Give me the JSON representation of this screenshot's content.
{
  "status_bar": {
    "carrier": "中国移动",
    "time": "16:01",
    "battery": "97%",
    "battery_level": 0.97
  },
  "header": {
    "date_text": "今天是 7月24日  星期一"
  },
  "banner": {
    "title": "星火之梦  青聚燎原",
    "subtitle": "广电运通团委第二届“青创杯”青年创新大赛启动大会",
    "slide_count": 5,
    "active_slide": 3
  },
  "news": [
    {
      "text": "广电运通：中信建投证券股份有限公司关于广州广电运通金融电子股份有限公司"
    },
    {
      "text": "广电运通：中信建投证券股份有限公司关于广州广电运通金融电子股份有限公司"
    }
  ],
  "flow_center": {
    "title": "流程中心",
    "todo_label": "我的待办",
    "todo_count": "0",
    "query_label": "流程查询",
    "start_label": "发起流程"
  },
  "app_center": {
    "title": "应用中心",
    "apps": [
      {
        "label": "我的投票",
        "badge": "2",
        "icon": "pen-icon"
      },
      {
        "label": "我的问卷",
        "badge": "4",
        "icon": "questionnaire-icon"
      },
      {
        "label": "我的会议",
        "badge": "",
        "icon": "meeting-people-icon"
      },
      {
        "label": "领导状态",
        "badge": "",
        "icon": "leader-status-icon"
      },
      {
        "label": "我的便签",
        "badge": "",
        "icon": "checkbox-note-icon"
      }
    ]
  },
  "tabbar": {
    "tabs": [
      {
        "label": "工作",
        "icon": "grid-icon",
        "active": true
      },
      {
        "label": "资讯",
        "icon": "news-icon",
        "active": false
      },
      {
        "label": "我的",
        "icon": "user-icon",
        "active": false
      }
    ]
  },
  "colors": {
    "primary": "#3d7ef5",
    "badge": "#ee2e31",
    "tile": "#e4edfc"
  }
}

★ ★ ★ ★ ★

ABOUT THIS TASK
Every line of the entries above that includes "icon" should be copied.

EXERCISE SOLUTION
        "icon": "pen-icon"
        "icon": "questionnaire-icon"
        "icon": "meeting-people-icon"
        "icon": "leader-status-icon"
        "icon": "checkbox-note-icon"
        "icon": "grid-icon",
        "icon": "news-icon",
        "icon": "user-icon",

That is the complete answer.